July 21, 2011
Fragile X Awareness
For many people, July 22nd is just another Friday on the calendar but for one Colorado family, July 22nd has significantly more meaning. July 22nd has been designated as National Fragile X Awareness Day and for Ben and Lisa Hinnen, it’s one more opportunity to tell people about the Syndrome that affects their son, Pierce.
Pierce was diagnosed with Fragile X Syndrome in October 2006. "I don’t know how to describe in words how I felt when I heard the diagnosis. Devastated. Sad. Guilt. Anger. Mourning for our son’s future and even mourning for Ben’s and my life that had suddenly changed," says Lisa. After a few weeks and even months, the Hinnen's did their best to accept what life had dealt them.
Once life "normalized," the Hinnen’s with the help of some friends and the University of Denver, decided to start a local chapter of the National Fragile X Foundation, what is now known as Colorado Fragile X. Colorado Fragile X is committed to supporting and funding increased awareness, improving education of professional caregivers, and communicating to the local Fragile X community on progress of these efforts.
Today, Lisa says, "We see Pierce as a special gift to our family. There are exciting new treatments for Fragile X and we know that his future is bright. We are thankful that we can give him a loving home as there are many children with disabilities that go untreated and often undiagnosed their whole lives."
What is Fragile X?
Fragile X Syndrome is the leading cause of inherited mental impairment and the leading known cause of autism. The impairment can range from learning disabilities to more sever cognitive or intellectual disabilities. The full mutation of the syndrome occurs in about 1 in 3,600 males and 1 in 4,000-6,000 females equaling over 100,000 Americans living with Fragile X Syndrome like Parker and Allison. Ongoing studies show that as many as 1 in every 129 women and 1 in every 350 men are carriers of the gene, in most cases unknowingly.
Fragile X is caused by a change or mutation in a gene on the X chromosome. The single-gene gene responsible for fragile X syndrome is called the FMR-1 gene. The mutation is in the DNA of the X chromosome. The gene appears in four forms: normal, premutation (or carrier), mosaic, and full mutation. In carriers there is an unstable mutation that can expand in future generations to the full mutation that is fragile X syndrome.
Physical features such as a long face and prominent ears are sometimes seen in individuals with fragile X syndrome, often times becoming more pronounced after puberty. Other symptoms include speech delay, anxiety, being distractible and impulsive, with symptoms of attention deficit hyperactivity disorder or attention deficit disorder and aggression. Other stereotypical behaviors such as hand flapping and chewing on clothing or objects may be connected to sensory processing problems or anxiety.
Girls with the full mutation, who are typically less affected, can have behavioral and emotional difficulties, shyness, anxiety, depression and difficulties with social interaction.
Fragile X-associated Disorders
Over one-million Americans carry the Fragile X mutation and have or at risk for developing a Fragile X-associated Disorder.
Fragile X-associated Disorders are:
- Fragile X Syndrome (FXS)
The most common cause of inherited mental impairment and the leading known cause of autism, which occurs in both males and females with males tending to have more severe symptoms.
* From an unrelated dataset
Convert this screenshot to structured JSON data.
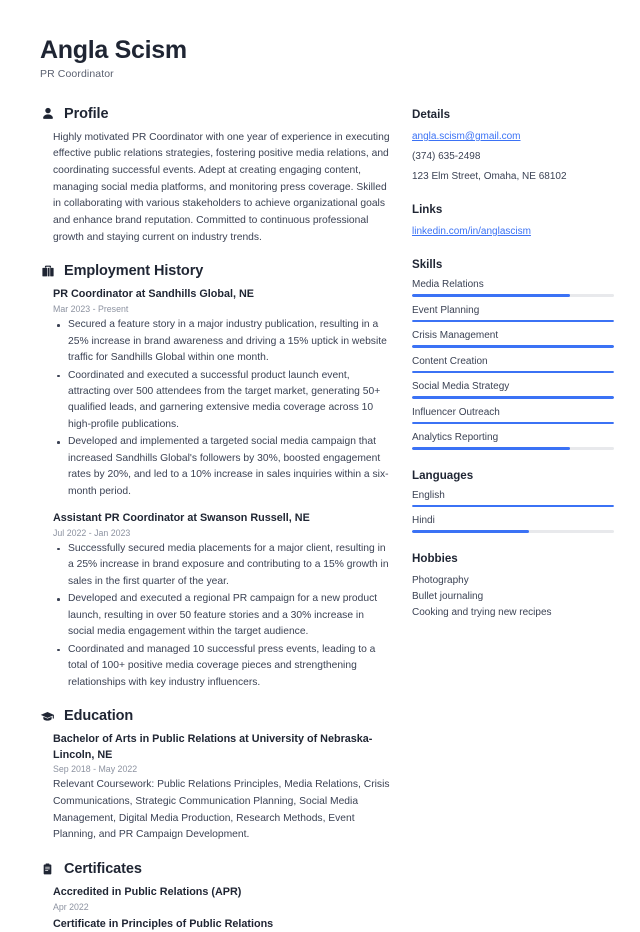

FXS causes behavioral, developmental and language disabilities.
- Fragile X Associated Tremor/Ataxia Syndrome (FXTAS)
an adult onset (over age 50) progressive neurological condition causing tremors, balance and memory problems, primarily in male carriers which can lead, in some instances to a shortened life expectancy. FXTAS is sometimes misdiagnosed as Parkinson's or Alzheimer's disease.
- Aragile X-Associated Primary Ovarian Insufficiency (FXPOI)
a cause of infertility, early menopause and other ovarian problems with women who are carriers.
The Relationship Between Fragile X and Other Conditions:
Fragile X syndrome provides a unique window into understanding autism, including the role that genes play in autism because it is the most common known single gene cause of autism. Up to one-half of all children with fragile x syndrome also have autism or an autism spectrum disorder.
Research into Fragile X-associated Disorders may also help shed light on other medical conditions such as Alzheimer's, Parkinson's, reproductive problems in women and other medical conditions that may have a genetic basis.
The Future is Bright
For the Hinnen family, Fragile X is a part of their daily life. While every day has its ups and downs, they look to the future with hope. “All of our children, and especially Pierce, have taught us so much about life, understanding, compassion and unconditional love.” Says Ben, "Our goals for the future are the same as every other parent, we want our children to be a happy and productive member of society, in a community that supports them. And this, I know, will happen.”
Ben is running the Wild West Relay, a 200 mile relay race, with 21 other team members through the Colorado mountains in August to raise awareness and funds for Fragile X. You can support him and Team Fragile X by donating at www.firstgiving.com/NFXF. You can also learn more about Colorado Fragile X at www.facebook.com/coloradofragilex.